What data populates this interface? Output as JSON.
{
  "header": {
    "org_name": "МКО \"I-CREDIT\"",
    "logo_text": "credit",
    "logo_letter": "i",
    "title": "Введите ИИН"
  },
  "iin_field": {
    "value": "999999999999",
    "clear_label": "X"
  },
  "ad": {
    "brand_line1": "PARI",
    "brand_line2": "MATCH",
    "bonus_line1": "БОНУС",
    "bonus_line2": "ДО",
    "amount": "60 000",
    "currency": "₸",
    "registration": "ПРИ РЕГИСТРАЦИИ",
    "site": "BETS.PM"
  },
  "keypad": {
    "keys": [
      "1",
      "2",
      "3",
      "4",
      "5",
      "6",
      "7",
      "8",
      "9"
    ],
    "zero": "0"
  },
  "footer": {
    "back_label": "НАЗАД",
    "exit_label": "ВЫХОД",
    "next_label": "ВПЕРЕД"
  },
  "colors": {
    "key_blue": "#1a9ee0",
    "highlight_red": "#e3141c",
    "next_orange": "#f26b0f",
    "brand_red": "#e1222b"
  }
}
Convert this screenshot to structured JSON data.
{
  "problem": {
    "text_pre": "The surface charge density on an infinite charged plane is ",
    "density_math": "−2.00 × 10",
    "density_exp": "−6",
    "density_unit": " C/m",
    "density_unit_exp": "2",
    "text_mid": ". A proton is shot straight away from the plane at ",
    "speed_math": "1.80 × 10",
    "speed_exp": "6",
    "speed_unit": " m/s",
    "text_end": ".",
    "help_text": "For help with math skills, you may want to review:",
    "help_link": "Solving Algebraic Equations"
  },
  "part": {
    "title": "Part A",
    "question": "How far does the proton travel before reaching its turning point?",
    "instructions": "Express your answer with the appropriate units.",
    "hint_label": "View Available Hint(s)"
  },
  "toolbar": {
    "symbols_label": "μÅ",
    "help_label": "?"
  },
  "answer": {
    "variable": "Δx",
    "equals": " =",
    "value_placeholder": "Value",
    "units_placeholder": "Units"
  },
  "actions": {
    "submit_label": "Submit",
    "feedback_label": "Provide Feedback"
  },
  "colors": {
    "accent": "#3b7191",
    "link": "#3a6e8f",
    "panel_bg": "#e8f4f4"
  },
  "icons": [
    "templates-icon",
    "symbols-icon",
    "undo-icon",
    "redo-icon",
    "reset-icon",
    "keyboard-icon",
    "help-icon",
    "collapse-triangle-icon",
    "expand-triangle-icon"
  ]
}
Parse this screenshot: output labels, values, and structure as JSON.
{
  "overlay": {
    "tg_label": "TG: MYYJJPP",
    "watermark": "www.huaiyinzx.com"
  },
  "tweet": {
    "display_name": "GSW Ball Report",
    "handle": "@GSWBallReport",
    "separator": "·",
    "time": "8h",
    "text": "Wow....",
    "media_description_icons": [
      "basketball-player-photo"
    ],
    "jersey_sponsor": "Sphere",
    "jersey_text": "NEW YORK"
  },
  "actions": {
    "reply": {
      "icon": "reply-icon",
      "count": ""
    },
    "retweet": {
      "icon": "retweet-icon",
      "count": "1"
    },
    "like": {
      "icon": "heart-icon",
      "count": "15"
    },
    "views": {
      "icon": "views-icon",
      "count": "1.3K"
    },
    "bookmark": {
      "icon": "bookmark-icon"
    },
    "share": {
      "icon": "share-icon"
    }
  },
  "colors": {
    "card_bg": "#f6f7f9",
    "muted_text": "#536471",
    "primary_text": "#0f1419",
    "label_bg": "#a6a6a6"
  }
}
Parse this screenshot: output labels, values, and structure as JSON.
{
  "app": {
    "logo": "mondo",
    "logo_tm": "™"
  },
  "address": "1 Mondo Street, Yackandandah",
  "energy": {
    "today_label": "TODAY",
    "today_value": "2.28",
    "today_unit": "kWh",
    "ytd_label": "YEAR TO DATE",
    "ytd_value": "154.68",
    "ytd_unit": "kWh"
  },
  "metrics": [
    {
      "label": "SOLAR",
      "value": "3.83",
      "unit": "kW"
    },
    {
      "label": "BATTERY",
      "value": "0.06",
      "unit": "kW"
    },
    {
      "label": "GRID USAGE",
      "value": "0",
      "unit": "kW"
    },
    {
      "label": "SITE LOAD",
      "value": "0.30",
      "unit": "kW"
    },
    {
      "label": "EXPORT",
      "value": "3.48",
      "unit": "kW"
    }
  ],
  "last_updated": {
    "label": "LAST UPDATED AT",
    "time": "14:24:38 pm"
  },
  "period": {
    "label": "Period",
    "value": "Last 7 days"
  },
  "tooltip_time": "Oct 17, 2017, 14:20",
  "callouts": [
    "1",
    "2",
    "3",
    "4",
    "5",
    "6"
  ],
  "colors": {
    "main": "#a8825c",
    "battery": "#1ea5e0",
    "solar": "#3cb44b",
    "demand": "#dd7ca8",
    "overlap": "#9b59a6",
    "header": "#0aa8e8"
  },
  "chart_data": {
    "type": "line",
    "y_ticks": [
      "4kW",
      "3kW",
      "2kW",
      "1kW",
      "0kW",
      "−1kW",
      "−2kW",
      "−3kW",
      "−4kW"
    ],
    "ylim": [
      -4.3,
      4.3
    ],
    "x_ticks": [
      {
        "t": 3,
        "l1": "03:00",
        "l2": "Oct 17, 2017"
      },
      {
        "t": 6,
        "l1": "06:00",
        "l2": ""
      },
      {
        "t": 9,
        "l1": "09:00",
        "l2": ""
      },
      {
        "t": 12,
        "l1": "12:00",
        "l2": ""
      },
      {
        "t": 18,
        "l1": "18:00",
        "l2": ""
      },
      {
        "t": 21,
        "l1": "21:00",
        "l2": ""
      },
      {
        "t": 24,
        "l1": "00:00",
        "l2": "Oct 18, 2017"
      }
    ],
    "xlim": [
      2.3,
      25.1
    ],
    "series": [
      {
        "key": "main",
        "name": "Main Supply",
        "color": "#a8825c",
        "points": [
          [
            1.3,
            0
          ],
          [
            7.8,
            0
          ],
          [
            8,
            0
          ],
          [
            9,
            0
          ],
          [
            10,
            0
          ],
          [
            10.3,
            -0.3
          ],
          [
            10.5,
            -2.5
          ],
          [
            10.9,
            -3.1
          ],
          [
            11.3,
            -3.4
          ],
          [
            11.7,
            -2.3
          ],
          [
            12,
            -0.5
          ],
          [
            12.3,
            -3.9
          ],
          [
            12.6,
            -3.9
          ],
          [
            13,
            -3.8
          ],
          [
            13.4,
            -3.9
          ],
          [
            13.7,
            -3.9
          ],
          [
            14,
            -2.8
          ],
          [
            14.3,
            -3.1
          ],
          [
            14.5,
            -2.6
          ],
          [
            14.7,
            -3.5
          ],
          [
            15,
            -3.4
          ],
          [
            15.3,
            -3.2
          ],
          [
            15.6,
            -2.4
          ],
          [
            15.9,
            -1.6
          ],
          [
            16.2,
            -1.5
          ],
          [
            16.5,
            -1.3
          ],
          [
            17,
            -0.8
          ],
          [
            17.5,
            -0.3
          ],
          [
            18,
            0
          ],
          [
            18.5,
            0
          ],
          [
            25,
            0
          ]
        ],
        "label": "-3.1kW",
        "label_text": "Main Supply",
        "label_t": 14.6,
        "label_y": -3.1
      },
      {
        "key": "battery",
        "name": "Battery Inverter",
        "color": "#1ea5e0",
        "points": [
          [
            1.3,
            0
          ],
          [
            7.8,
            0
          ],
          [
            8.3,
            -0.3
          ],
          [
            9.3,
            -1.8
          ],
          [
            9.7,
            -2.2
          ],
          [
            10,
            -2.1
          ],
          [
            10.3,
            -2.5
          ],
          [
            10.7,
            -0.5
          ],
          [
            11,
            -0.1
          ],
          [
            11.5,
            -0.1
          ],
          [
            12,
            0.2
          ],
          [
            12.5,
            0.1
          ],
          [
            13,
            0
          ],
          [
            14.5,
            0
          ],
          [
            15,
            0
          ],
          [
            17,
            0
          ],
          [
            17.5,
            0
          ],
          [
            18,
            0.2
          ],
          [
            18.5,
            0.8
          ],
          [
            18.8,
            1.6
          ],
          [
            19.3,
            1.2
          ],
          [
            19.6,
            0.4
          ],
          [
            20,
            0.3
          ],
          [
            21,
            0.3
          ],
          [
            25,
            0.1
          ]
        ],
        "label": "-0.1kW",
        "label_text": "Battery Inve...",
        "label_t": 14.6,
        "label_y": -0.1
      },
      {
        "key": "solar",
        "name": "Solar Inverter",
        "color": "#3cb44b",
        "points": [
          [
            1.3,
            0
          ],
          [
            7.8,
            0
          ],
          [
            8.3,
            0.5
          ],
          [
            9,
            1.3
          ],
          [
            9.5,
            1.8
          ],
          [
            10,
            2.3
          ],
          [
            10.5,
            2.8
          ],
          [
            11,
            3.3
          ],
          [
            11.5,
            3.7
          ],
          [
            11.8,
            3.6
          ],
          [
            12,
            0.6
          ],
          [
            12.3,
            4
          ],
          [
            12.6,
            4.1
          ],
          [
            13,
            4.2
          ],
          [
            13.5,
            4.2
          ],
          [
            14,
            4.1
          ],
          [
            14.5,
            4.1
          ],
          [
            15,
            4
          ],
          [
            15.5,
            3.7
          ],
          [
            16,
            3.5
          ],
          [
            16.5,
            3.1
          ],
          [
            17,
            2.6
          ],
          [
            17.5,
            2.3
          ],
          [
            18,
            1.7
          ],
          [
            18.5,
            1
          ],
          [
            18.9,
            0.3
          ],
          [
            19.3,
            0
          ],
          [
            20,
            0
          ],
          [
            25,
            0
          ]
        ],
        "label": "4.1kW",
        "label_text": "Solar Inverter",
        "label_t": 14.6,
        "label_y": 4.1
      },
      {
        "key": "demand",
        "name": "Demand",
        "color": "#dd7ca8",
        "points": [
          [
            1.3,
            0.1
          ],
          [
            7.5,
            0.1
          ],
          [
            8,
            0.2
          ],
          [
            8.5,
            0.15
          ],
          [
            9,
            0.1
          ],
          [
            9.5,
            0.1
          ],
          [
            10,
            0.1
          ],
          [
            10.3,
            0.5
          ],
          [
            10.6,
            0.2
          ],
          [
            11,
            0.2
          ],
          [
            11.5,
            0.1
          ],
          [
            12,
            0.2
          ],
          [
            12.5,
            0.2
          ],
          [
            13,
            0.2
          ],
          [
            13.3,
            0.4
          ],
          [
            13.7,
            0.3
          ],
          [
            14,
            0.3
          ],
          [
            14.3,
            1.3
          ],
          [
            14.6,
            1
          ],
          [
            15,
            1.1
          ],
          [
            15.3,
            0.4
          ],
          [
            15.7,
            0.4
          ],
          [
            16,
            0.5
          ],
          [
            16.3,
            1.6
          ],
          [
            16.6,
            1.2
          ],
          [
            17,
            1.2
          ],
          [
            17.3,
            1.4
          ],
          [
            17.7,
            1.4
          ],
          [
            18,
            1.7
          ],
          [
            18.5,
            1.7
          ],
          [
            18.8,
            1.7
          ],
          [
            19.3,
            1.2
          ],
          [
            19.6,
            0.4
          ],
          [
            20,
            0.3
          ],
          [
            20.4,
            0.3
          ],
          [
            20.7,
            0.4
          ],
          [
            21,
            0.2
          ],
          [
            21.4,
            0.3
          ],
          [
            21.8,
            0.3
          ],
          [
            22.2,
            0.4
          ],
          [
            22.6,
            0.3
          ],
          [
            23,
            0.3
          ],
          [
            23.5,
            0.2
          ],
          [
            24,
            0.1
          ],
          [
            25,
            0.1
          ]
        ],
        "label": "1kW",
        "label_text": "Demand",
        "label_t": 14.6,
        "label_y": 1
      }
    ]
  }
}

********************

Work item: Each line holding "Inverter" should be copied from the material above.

Answer to this task:
        "name": "Battery Inverter",
        "name": "Solar Inverter",
        "label_text": "Solar Inverter",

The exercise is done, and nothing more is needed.